When buying and selling cryptocurrency, it’s easiest to understand the tax consequences by imagining you’re buying and selling stock. Let’s say you bought one Bitcoin for $1,000 in 2017 and sold your Bitcoin in 2021 for $30,000. Your proceeds ($30,000) less your basis ($1,000) would result in a $29,000 long-term capital gain, just like selling a share of stock. You then need to record the transaction on Schedule D of your tax return, also just like selling a share of stock.

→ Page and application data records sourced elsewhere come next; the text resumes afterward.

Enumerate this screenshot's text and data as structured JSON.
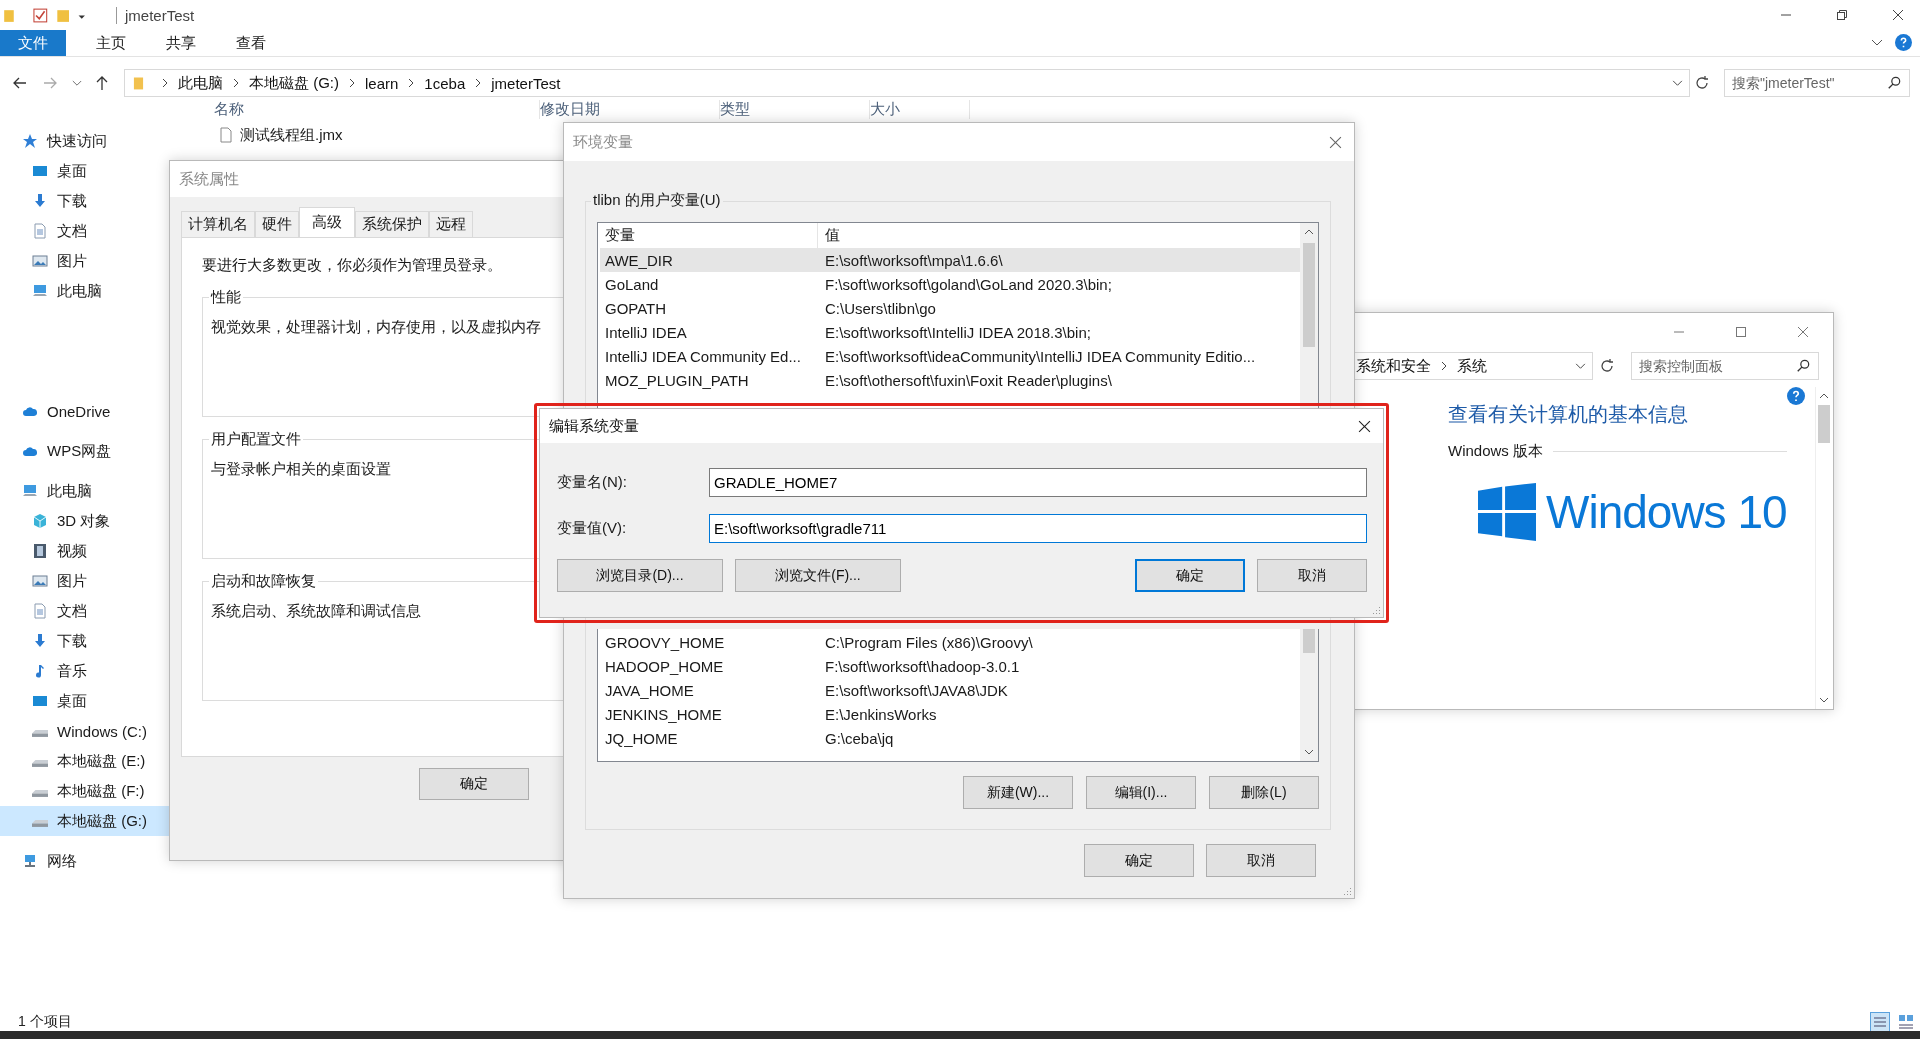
{
  "explorer": {
    "title": "jmeterTest",
    "ribbon_tabs": [
      {
        "label": "文件",
        "selected": true
      },
      {
        "label": "主页",
        "selected": false
      },
      {
        "label": "共享",
        "selected": false
      },
      {
        "label": "查看",
        "selected": false
      }
    ],
    "breadcrumb": [
      "此电脑",
      "本地磁盘 (G:)",
      "learn",
      "1ceba",
      "jmeterTest"
    ],
    "search": {
      "placeholder": "搜索\"jmeterTest\""
    },
    "columns": [
      "名称",
      "修改日期",
      "类型",
      "大小"
    ],
    "files": [
      {
        "name": "测试线程组.jmx"
      }
    ],
    "sidebar": [
      {
        "label": "快速访问",
        "kind": "star",
        "selected": false,
        "children": [
          {
            "label": "桌面",
            "kind": "desktop",
            "selected": false
          },
          {
            "label": "下载",
            "kind": "download",
            "selected": false
          },
          {
            "label": "文档",
            "kind": "document",
            "selected": false
          },
          {
            "label": "图片",
            "kind": "picture",
            "selected": false
          },
          {
            "label": "此电脑",
            "kind": "computer",
            "selected": false
          }
        ]
      },
      {
        "label": "OneDrive",
        "kind": "cloud",
        "selected": false
      },
      {
        "label": "WPS网盘",
        "kind": "cloud",
        "selected": false
      },
      {
        "label": "此电脑",
        "kind": "computer",
        "selected": false,
        "children": [
          {
            "label": "3D 对象",
            "kind": "cube",
            "selected": false
          },
          {
            "label": "视频",
            "kind": "video",
            "selected": false
          },
          {
            "label": "图片",
            "kind": "picture",
            "selected": false
          },
          {
            "label": "文档",
            "kind": "document",
            "selected": false
          },
          {
            "label": "下载",
            "kind": "download",
            "selected": false
          },
          {
            "label": "音乐",
            "kind": "music",
            "selected": false
          },
          {
            "label": "桌面",
            "kind": "desktop",
            "selected": false
          },
          {
            "label": "Windows (C:)",
            "kind": "drive",
            "selected": false
          },
          {
            "label": "本地磁盘 (E:)",
            "kind": "drive",
            "selected": false
          },
          {
            "label": "本地磁盘 (F:)",
            "kind": "drive",
            "selected": false
          },
          {
            "label": "本地磁盘 (G:)",
            "kind": "drive",
            "selected": true
          }
        ]
      },
      {
        "label": "网络",
        "kind": "network",
        "selected": false
      }
    ],
    "status_bar": "1 个项目"
  },
  "system_properties": {
    "title": "系统属性",
    "tabs": [
      {
        "label": "计算机名",
        "selected": false
      },
      {
        "label": "硬件",
        "selected": false
      },
      {
        "label": "高级",
        "selected": true
      },
      {
        "label": "系统保护",
        "selected": false
      },
      {
        "label": "远程",
        "selected": false
      }
    ],
    "notice": "要进行大多数更改，你必须作为管理员登录。",
    "groups": [
      {
        "label": "性能",
        "text": "视觉效果，处理器计划，内存使用，以及虚拟内存"
      },
      {
        "label": "用户配置文件",
        "text": "与登录帐户相关的桌面设置"
      },
      {
        "label": "启动和故障恢复",
        "text": "系统启动、系统故障和调试信息"
      }
    ],
    "buttons": [
      "确定"
    ]
  },
  "environment_variables": {
    "title": "环境变量",
    "user_group": "tlibn 的用户变量(U)",
    "columns": [
      "变量",
      "值"
    ],
    "user_variables": [
      {
        "name": "AWE_DIR",
        "value": "E:\\soft\\worksoft\\mpa\\1.6.6\\",
        "selected": true
      },
      {
        "name": "GoLand",
        "value": "F:\\soft\\worksoft\\goland\\GoLand 2020.3\\bin;",
        "selected": false
      },
      {
        "name": "GOPATH",
        "value": "C:\\Users\\tlibn\\go",
        "selected": false
      },
      {
        "name": "IntelliJ IDEA",
        "value": "E:\\soft\\worksoft\\IntelliJ IDEA 2018.3\\bin;",
        "selected": false
      },
      {
        "name": "IntelliJ IDEA Community Ed...",
        "value": "E:\\soft\\worksoft\\ideaCommunity\\IntelliJ IDEA Community Editio...",
        "selected": false
      },
      {
        "name": "MOZ_PLUGIN_PATH",
        "value": "E:\\soft\\othersoft\\fuxin\\Foxit Reader\\plugins\\",
        "selected": false
      }
    ],
    "system_variables": [
      {
        "name": "GROOVY_HOME",
        "value": "C:\\Program Files (x86)\\Groovy\\"
      },
      {
        "name": "HADOOP_HOME",
        "value": "F:\\soft\\worksoft\\hadoop-3.0.1"
      },
      {
        "name": "JAVA_HOME",
        "value": "E:\\soft\\worksoft\\JAVA8\\JDK"
      },
      {
        "name": "JENKINS_HOME",
        "value": "E:\\JenkinsWorks"
      },
      {
        "name": "JQ_HOME",
        "value": "G:\\ceba\\jq"
      }
    ],
    "list_buttons": [
      "新建(W)...",
      "编辑(I)...",
      "删除(L)"
    ],
    "buttons": [
      "确定",
      "取消"
    ]
  },
  "control_panel": {
    "breadcrumb": [
      "系统和安全",
      "系统"
    ],
    "search": {
      "placeholder": "搜索控制面板"
    },
    "heading": "查看有关计算机的基本信息",
    "section": "Windows 版本",
    "logo_text": "Windows 10"
  },
  "edit_dialog": {
    "title": "编辑系统变量",
    "fields": [
      {
        "label": "变量名(N):",
        "value": "GRADLE_HOME7",
        "focused": false
      },
      {
        "label": "变量值(V):",
        "value": "E:\\soft\\worksoft\\gradle711",
        "focused": true
      }
    ],
    "browse_buttons": [
      "浏览目录(D)...",
      "浏览文件(F)..."
    ],
    "buttons": [
      {
        "label": "确定",
        "default": true
      },
      {
        "label": "取消",
        "default": false
      }
    ]
  }
}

Brokerage companies usually issue Forms 1099-B to its customers when they buy and sell stock on their platform. The 1099-B lists the proceeds and the basis from the sale of the security, making it easy for the taxpayer to record the transaction on his or her return. While some cryptocurrency exchanges issue its users 1099-B’s, many of them, unfortunately, do not. Therefore, it’s important to keep track of the date and purchase price of when you buy cryptocurrency.

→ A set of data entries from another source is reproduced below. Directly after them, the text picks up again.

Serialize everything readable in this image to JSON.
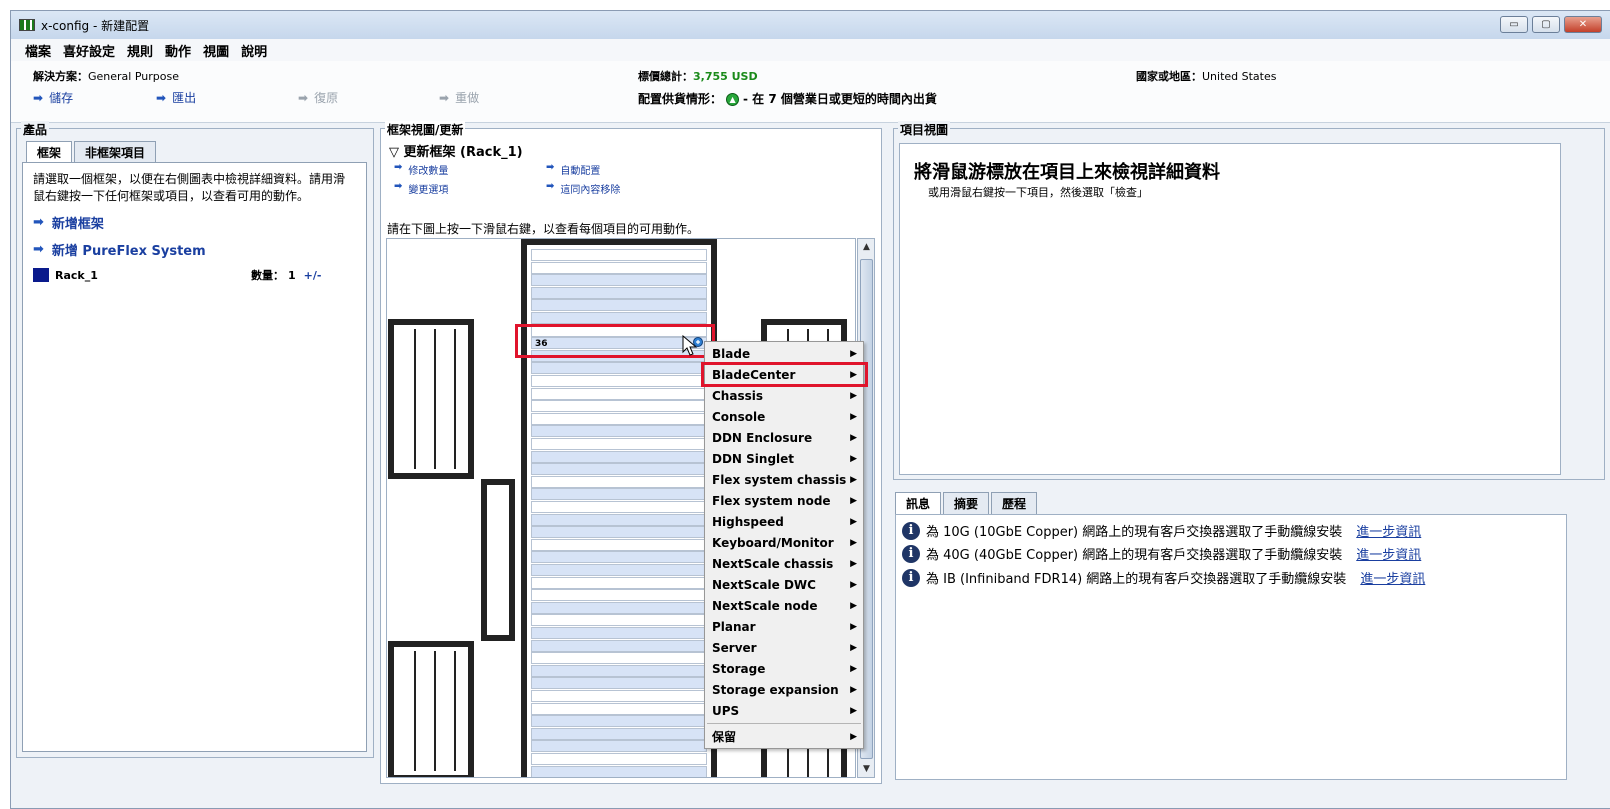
{
  "window": {
    "title": "x-config - 新建配置",
    "controls": [
      "▭",
      "▢",
      "✕"
    ]
  },
  "menu": [
    "檔案",
    "喜好設定",
    "規則",
    "動作",
    "視圖",
    "說明"
  ],
  "info": {
    "solution_label": "解決方案：",
    "solution_value": "General Purpose",
    "price_label": "標價總計：",
    "price_value": "3,755 USD",
    "country_label": "國家或地區：",
    "country_value": "United States",
    "shipping_label": "配置供貨情形：",
    "shipping_text": "- 在 7 個營業日或更短的時間內出貨",
    "actions": [
      {
        "label": "儲存",
        "enabled": true
      },
      {
        "label": "匯出",
        "enabled": true
      },
      {
        "label": "復原",
        "enabled": false
      },
      {
        "label": "重做",
        "enabled": false
      }
    ]
  },
  "products": {
    "title": "產品",
    "tabs": [
      "框架",
      "非框架項目"
    ],
    "description": "請選取一個框架，以便在右側圖表中檢視詳細資料。請用滑鼠右鍵按一下任何框架或項目，以查看可用的動作。",
    "add_rack": "新增框架",
    "add_pureflex": "新增 PureFlex System",
    "rack_name": "Rack_1",
    "qty_label": "數量：",
    "qty_value": "1",
    "qty_adjust": "+/-"
  },
  "rack_view": {
    "title": "框架視圖/更新",
    "section": "▽ 更新框架 (Rack_1)",
    "actions": [
      "修改數量",
      "自動配置",
      "變更選項",
      "這同內容移除"
    ],
    "hint": "請在下圖上按一下滑鼠右鍵，以查看每個項目的可用動作。",
    "slot_number": "36"
  },
  "context_menu": {
    "items": [
      "Blade",
      "BladeCenter",
      "Chassis",
      "Console",
      "DDN Enclosure",
      "DDN Singlet",
      "Flex system chassis",
      "Flex system node",
      "Highspeed",
      "Keyboard/Monitor",
      "NextScale chassis",
      "NextScale DWC",
      "NextScale node",
      "Planar",
      "Server",
      "Storage",
      "Storage expansion",
      "UPS"
    ],
    "reserved": "保留",
    "highlighted": "BladeCenter"
  },
  "item_view": {
    "title": "項目視圖",
    "heading": "將滑鼠游標放在項目上來檢視詳細資料",
    "subtext": "或用滑鼠右鍵按一下項目，然後選取「檢查」"
  },
  "messages": {
    "tabs": [
      "訊息",
      "摘要",
      "歷程"
    ],
    "rows": [
      {
        "text": "為 10G (10GbE Copper) 網路上的現有客戶交換器選取了手動纜線安裝",
        "link": "進一步資訊"
      },
      {
        "text": "為 40G (40GbE Copper) 網路上的現有客戶交換器選取了手動纜線安裝",
        "link": "進一步資訊"
      },
      {
        "text": "為 IB (Infiniband FDR14) 網路上的現有客戶交換器選取了手動纜線安裝",
        "link": "進一步資訊"
      }
    ]
  },
  "colors": {
    "accent": "#1a3fa0",
    "highlight_border": "#e0142c",
    "slot_fill": "#d7e3f6",
    "rack_swatch": "#0a1a8c"
  }
}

When using cryptocurrency to purchase something from someone, a capital gain or loss is calculated almost the same as if the crypto was sold on an exchange. Instead of recording the cash received as the proceeds, the fair market value of the item purchased is used as the proceeds. For example, you buy one Bitcoin for $1,000 in 2017 and wish to use that Bitcoin to purchase a new car that’s worth $30,000. Assuming the dealership accepts Bitcoin as a payment, you trade your one Bitcoin for the car. Your proceeds ($30,000 FMV of the car) less your basis ($1,000) would result in a $29,000 long-term capital gain.
Getting paid with cryptocurrency for services or products you’ve provided is taxable. The crypto compensation is treated as ordinary income, just as if you had received cash. For example, if your employer paid you one Bitcoin on November 15th, your taxable income would be the fair market value of the Bitcoin on November 15th. If you are an independent contractor, you must also pay self-employment tax on the cryptocurrency. Consider the previous example, except you are an individual contractor instead of an employee. Your income tax would be calculated the same, but you would also calculate self-employment tax based on the fair market value of the Bitcoin on November 15th.

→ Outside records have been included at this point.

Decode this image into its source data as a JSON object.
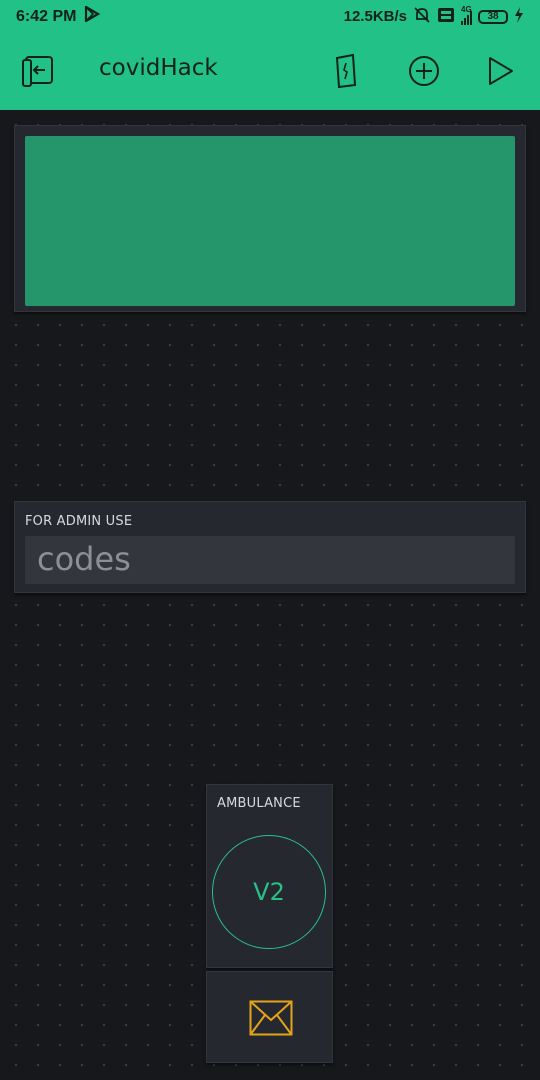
{
  "status_bar": {
    "time": "6:42 PM",
    "network_speed": "12.5KB/s",
    "network_type": "4G",
    "battery": "38"
  },
  "app_bar": {
    "title": "covidHack",
    "icons": [
      "exit-icon",
      "device-icon",
      "add-icon",
      "play-icon"
    ]
  },
  "widgets": {
    "admin_input": {
      "label": "FOR ADMIN USE",
      "value": "codes"
    },
    "ambulance_button": {
      "label": "AMBULANCE",
      "pin": "V2"
    },
    "email": {
      "icon": "email-icon"
    }
  },
  "colors": {
    "accent": "#22c187",
    "lcd": "#25956c",
    "widget_bg": "#262830",
    "email_icon": "#e6a317"
  }
}
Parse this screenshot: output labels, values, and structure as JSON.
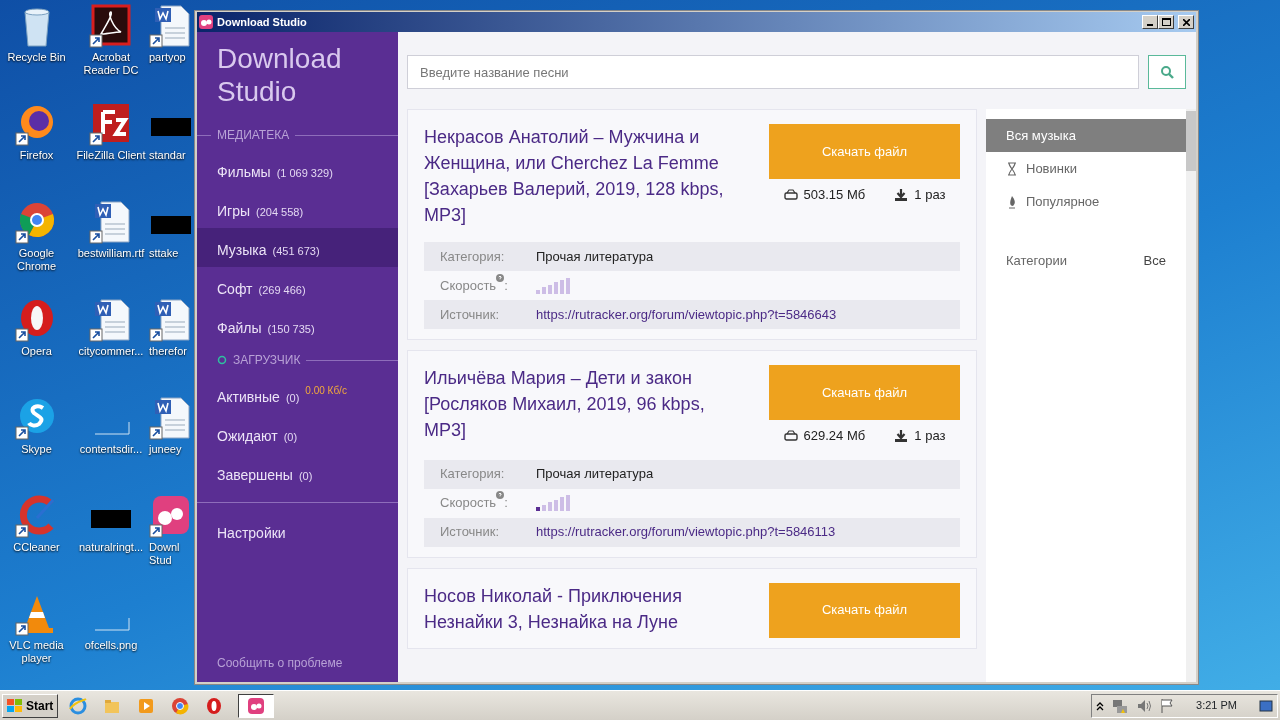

In general, cryptocurrency doesn’t offer many special tax benefits. The only noticeable tax benefit of cryptocurrency is its exemption from wash sale rules. The exemption occurs because the IRS doesn’t consider cryptocurrency a security, such as a stock, bond, etc. This means cryptocurrency can be bought within 30 days before or after it is sold at a loss, and the loss will still be deductible for tax purposes.
Cryptocurrency transactions can become more complicated than the scenarios above. When they do, it is best to contact a professional at Mahoney for guidance on how to address your situation.